Eric Schmitt-Matzen’s plays Santa Claus in real life. And what a job it is. Spreading joy and hope and love from the never-ending supply in his magical canvas bag. Helping parents give children their heart’s desire. What could be a better job than that?

10696205_10201898608745569_2363341652091949007_n Photo: Facebook/Eric J. Schmitt-Matzen

Except for the one time when Schmitt-Matzen’s job wasn’t fun. That one-day several weeks ago, prior to all the annual Christmas hub-bub, when his phone rang. On the other end of the phone was a nurse he knew that worked at a children’s hospital. His nurse friend made a special request of him. She asked him to come immediately to the hospital to a dying 12-year old boy’s bedside.

When he arrived he asked to visit the boy alone afraid that the emotion of the situation would affect his ability to play the happy jolly role that usually came so easily to him. The boy’s mother handed him a special toy she had bought for her son and she and other family members watched from the window outside as Santa made his way to the boy.

Santa and the child had a brief conversation. Santa told the boy he was his number one elf. The boy knowing that his life was slipping away asked Santa to help him. Santa folded the boy into his arms where after a few breaths, the boy slipped away.

The child’s death had a devastating effect on Schmitt-Matzen. He was unable to go for a planned visit with his grandchildren the day after the boy passed away, and his wife went alone instead. He was so upset over the boy’s death he didn’t think he could find it in himself to don the red suit ever again. But then he decided to give it one last try. And what he discovered was what he knew all along. He didn’t play Santa Claus for himself, but for all the children that sat on his knee whispering their biggest wishes and tugging at his real whiskers.  He couldn’t give it up. Those tiny smiles, those squeals of delight carried him through the pain of the recent loss. His decision made to carry on, he took a deep breath, guffawed a “ho, ho, ho,” and got on with the business of spreading the Christmas spirit.

But the newspaper, the Knoxville News Sentinel, that originally reported the story said yesterday they have been unable to independently verify the facts of Schmitt-Matzen’s story, such as the hospital’s location, the mother or family members of the child, or the nurse who called Schmitt-Matzen. Schmitt-Matzen says he doesn’t want to give up the details due to privacy issues, but for some, his story just doesn’t jingle true.
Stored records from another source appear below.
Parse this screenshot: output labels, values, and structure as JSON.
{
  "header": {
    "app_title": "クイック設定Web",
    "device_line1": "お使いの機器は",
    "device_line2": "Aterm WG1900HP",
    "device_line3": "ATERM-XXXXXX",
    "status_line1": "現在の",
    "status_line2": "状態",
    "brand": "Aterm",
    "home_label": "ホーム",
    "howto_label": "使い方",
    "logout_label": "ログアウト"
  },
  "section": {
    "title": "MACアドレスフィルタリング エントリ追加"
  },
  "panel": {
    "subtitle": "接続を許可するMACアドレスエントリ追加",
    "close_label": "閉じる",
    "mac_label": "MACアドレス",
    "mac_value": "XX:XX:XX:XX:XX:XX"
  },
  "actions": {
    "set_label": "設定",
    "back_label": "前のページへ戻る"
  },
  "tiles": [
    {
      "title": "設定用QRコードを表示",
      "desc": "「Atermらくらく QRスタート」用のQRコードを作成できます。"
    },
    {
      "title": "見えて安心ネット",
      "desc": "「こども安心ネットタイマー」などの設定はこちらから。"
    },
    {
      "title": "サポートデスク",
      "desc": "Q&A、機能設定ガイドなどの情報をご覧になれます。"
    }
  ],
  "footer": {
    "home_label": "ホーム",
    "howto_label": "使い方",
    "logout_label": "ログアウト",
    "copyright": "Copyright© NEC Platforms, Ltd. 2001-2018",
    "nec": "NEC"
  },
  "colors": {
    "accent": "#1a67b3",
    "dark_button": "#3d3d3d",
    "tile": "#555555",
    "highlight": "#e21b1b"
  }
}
To watch the original video of this Santa’s story, click here.